Supplied material Start Marker
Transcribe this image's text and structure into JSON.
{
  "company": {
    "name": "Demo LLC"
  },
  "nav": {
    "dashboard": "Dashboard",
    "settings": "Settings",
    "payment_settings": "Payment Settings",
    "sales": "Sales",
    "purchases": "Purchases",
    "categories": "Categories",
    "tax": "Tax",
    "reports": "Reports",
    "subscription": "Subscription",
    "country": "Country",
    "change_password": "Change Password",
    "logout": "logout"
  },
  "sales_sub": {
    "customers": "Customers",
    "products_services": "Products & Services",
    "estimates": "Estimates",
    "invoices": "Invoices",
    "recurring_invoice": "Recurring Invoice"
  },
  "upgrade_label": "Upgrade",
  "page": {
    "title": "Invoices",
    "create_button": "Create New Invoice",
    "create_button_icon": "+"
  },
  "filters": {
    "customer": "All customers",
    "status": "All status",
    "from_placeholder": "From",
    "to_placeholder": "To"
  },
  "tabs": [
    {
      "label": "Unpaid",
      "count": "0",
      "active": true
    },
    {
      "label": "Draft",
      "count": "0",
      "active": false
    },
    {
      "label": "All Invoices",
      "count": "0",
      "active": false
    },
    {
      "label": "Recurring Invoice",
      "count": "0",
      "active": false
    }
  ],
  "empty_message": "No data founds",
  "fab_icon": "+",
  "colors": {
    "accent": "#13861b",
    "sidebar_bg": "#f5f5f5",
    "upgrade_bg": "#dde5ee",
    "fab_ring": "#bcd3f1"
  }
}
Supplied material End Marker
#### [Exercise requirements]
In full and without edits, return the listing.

#### [The answer]
Transcribe this image's text and structure into JSON.
{
  "company": {
    "name": "Demo LLC"
  },
  "nav": {
    "dashboard": "Dashboard",
    "settings": "Settings",
    "payment_settings": "Payment Settings",
    "sales": "Sales",
    "purchases": "Purchases",
    "categories": "Categories",
    "tax": "Tax",
    "reports": "Reports",
    "subscription": "Subscription",
    "country": "Country",
    "change_password": "Change Password",
    "logout": "logout"
  },
  "sales_sub": {
    "customers": "Customers",
    "products_services": "Products & Services",
    "estimates": "Estimates",
    "invoices": "Invoices",
    "recurring_invoice": "Recurring Invoice"
  },
  "upgrade_label": "Upgrade",
  "page": {
    "title": "Invoices",
    "create_button": "Create New Invoice",
    "create_button_icon": "+"
  },
  "filters": {
    "customer": "All customers",
    "status": "All status",
    "from_placeholder": "From",
    "to_placeholder": "To"
  },
  "tabs": [
    {
      "label": "Unpaid",
      "count": "0",
      "active": true
    },
    {
      "label": "Draft",
      "count": "0",
      "active": false
    },
    {
      "label": "All Invoices",
      "count": "0",
      "active": false
    },
    {
      "label": "Recurring Invoice",
      "count": "0",
      "active": false
    }
  ],
  "empty_message": "No data founds",
  "fab_icon": "+",
  "colors": {
    "accent": "#13861b",
    "sidebar_bg": "#f5f5f5",
    "upgrade_bg": "#dde5ee",
    "fab_ring": "#bcd3f1"
  }
}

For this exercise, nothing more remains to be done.